Task description: Among the entries below, which lines include the string "accomp"? Show each one.

Source records:
----------------
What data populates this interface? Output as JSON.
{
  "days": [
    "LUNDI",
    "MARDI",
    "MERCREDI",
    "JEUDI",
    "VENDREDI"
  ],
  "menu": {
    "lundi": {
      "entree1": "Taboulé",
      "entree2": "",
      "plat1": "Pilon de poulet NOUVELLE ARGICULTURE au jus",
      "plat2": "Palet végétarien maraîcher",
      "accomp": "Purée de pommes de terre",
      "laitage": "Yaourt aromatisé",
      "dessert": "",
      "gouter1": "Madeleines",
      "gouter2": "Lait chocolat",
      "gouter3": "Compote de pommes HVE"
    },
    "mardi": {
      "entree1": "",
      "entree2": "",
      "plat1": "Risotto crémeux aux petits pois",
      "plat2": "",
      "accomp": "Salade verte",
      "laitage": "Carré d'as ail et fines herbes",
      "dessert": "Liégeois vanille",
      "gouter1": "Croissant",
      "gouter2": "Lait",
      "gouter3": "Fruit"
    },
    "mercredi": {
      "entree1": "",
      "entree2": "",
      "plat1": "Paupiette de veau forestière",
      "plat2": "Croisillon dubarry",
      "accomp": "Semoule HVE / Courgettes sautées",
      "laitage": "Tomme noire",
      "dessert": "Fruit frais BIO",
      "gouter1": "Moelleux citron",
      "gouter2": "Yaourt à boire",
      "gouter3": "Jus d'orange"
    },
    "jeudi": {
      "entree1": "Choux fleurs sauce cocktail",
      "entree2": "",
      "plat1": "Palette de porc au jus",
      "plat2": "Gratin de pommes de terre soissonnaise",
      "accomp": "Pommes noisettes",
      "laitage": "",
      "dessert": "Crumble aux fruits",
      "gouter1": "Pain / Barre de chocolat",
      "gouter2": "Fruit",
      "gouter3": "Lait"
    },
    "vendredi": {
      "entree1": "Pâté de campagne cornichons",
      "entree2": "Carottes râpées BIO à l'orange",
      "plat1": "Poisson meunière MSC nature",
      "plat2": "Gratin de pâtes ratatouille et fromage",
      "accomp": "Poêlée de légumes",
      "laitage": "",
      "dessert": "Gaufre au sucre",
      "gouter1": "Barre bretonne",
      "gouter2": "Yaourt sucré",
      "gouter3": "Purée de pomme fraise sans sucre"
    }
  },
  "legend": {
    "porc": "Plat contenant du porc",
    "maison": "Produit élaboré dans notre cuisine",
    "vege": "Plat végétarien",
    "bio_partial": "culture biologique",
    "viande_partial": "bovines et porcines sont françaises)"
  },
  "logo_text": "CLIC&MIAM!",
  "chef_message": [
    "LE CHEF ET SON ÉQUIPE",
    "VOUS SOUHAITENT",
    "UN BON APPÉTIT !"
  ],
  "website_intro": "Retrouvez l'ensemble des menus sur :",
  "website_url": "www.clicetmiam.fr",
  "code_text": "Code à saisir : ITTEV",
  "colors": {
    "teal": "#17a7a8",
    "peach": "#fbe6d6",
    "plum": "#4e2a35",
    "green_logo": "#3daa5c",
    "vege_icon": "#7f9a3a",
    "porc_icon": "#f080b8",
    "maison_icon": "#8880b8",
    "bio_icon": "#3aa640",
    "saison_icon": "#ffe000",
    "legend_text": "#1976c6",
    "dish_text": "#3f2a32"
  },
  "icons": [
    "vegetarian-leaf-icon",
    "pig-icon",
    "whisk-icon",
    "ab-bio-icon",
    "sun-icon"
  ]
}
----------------
Response to this exercise:
      "accomp": "Purée de pommes de terre",
      "accomp": "Salade verte",
      "accomp": "Semoule HVE / Courgettes sautées",
      "accomp": "Pommes noisettes",
      "accomp": "Poêlée de légumes",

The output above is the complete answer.